The sheer range of London's eating options is exciting enough, but sometimes you want something really special. From high altitudes to high secrecy we've gathered up the best dining experiences to send your heartrate soaring.
Red Dog Saloon
The Hot Wings Challenge at any of Red Dog Saloon's London branches brings together two thrills: high-octane heat, along with the rush of competition.
Those wings? They're made with five different chillis, one of them being the Naga Viper. The Scoville Scale measures it as several hundred times as hot as Tabasco, and for £12.50 you can punish your mouth with six wings doused in a sauce made from them.
Red Dog Saloon has a time limit of 10 minutes for eating the six wings. If you can fight the heat — and your self-preservation instincts — you'll be one of only 5% who make it through the challenge. Poor odds, but just imagine the sweaty, weeping thrill if you make it, your victory immortalised with a photo in the Red Dog Hall of Fame.
Dans le Noir
The waiters at Dans Le Noir are all blind or partially sighted, and way more self-assured in the dark than you'll be in this pitch black restaurant. They're on hand to guide you through the experience, though responsibility for getting the surprise set menu — the choices are carnivore, vegetarian or chef's surprise — from plate to face is yours.
As a dining experience this is compellingly strange; disconcerting but brilliant. And with a high risk of covering yourself in coleslaw and panna cotta. We suggest wearing dark clothes to mask your slips and taking an understanding date.
Archipelago says it offers an 'uncharted culinary adventure' at its silk-hung, peacock feather-strewn restaurant on Cleveland Street.
It's a bold claim, but hard to argue with when you're being served your starters — crocodile wrapped in vine leaves, with honey-poached plums, or tiny slices of smoked python. It definitely feels adventurous by the time you reach the scorpion desserts.
The scorpions arrive as a pair — one each, if you want to inject a frisson of terror into your romantic date. They're tiny, and they've been covered in chocolate, but you can see the clear shape of the pincers, and you can feel the lines of its exoskeleton on your tongue. It's a scorpion. In your mouth.
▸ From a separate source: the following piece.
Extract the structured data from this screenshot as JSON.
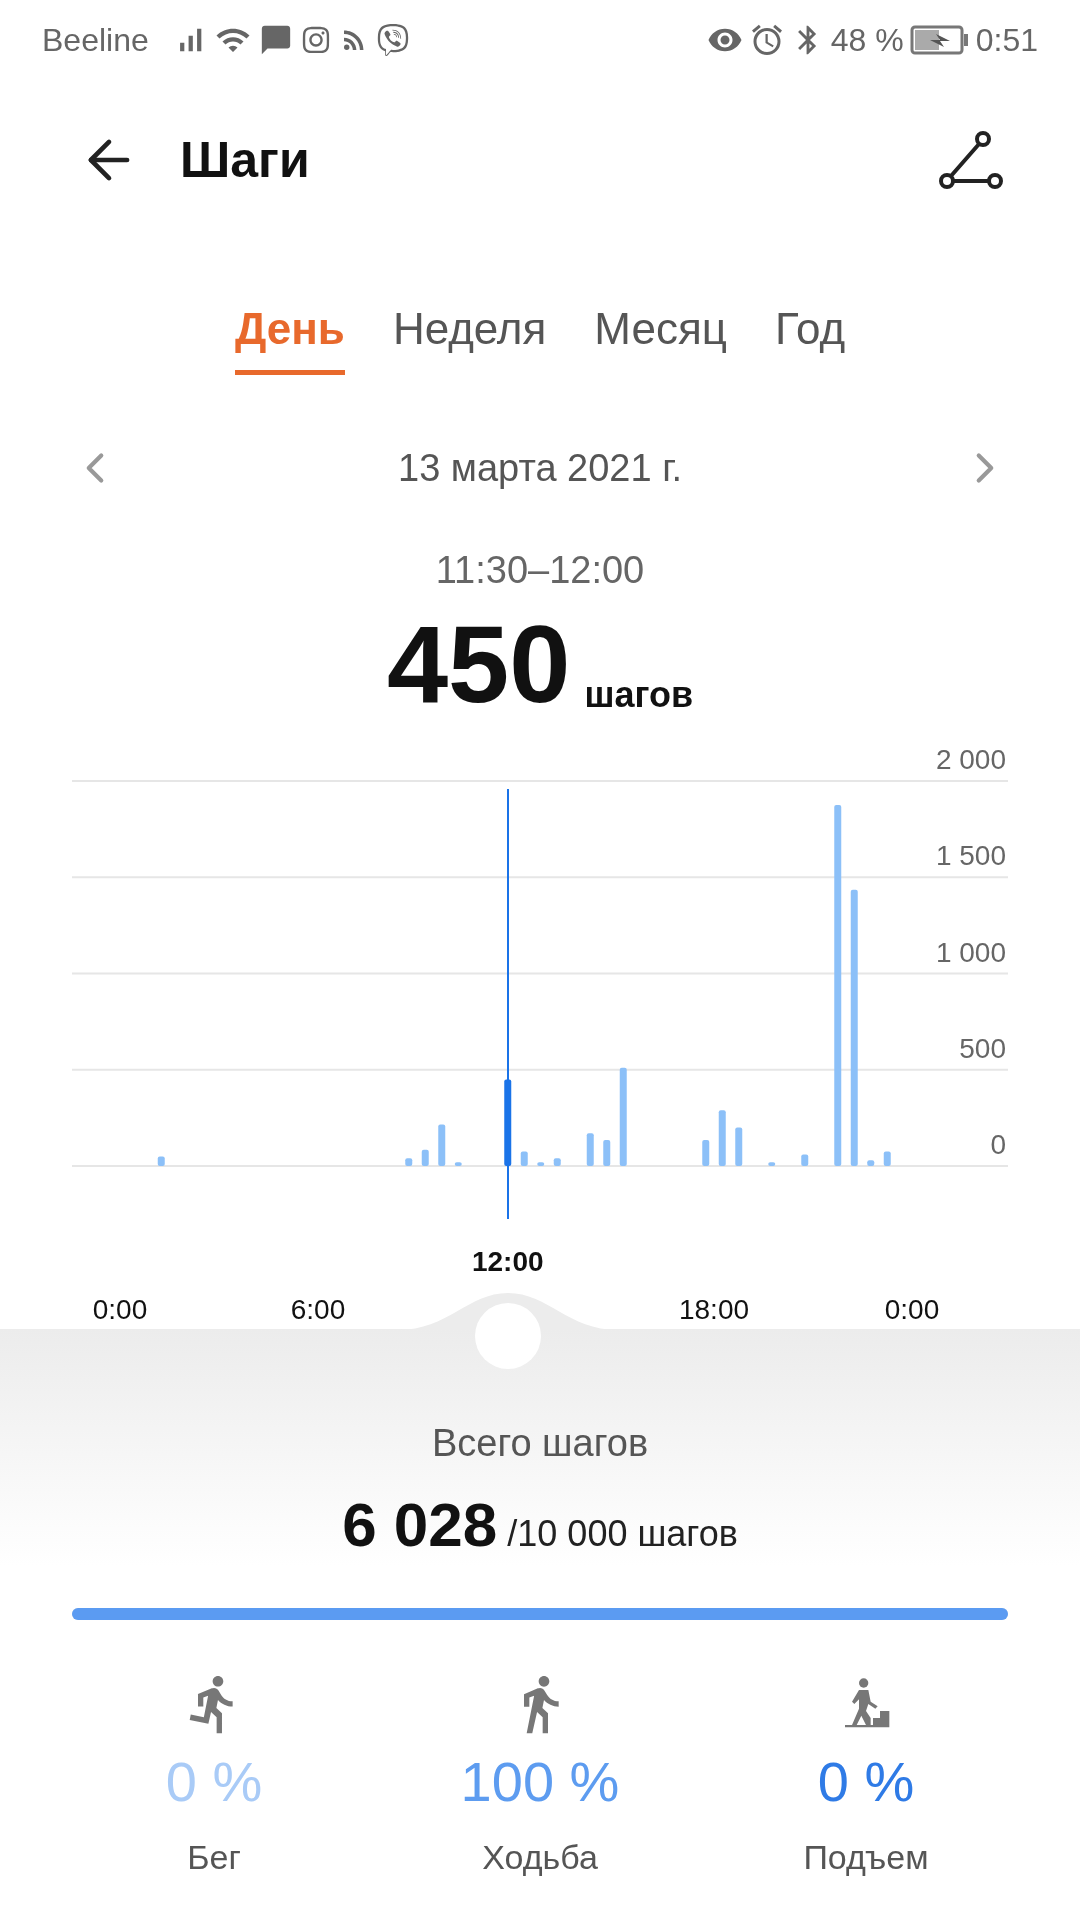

If that doesn't make your adrenaline levels spike, are you made of steel?
Nobody's really at Circus for the ornate, pan-Asian food. They're here for the... circus. It's hard to focus on your sashimi spirals when jugglers, contortionists and cabaret are taking centre stage, and centre stage is the middle of your table. Slide your drink to one side to make way for the leathered-up firebreather, and brace yourself for high adrenaline and a towering bill to match.
The danger of the chicken with green chilli at this Camberwell institution isn't really that it's painfully hot (though it is hot — the proportion of meat to sliced chillis making it look a lot like the chicken's the garnish). The danger is that it's so compelling, you won't want to stop eating. In a rush of hubris you might even follow it with the extra hot Chinese leaves.
But the hot blast of the Xinjiang dishes are always good for raising adrenaline levels, and though the food at Silk Road's high-risk, it's really high-reward.
There are higher restaurants in London than Darwin Brasserie at Sky Garden — the Fenchurch Restaurant, for starters, on the floor above. But the food's just as good at this level, the prices are more accessible, and the main reason to visit — the views — are amazing in decent weather, London sprawling below, jewelled with lights or burnished by sunshine.
Evans & Peel
Bringing Hollywood noir to Earl's Court, Evans & Peel Detective Agency promises to take your problems very, very seriously. Arriving at their door you'll get buzzed down (provided you've made an appointment) into their small basement office, to discuss your needs in absolute secrecy. If it turns out your needs are whisky cocktails and slow-cooked beef sliders or chilli fries, swing back the filing cabinet to get through to their back-room speakeasy... It turns out the high secrecy and lowlit drama really work up an appetite.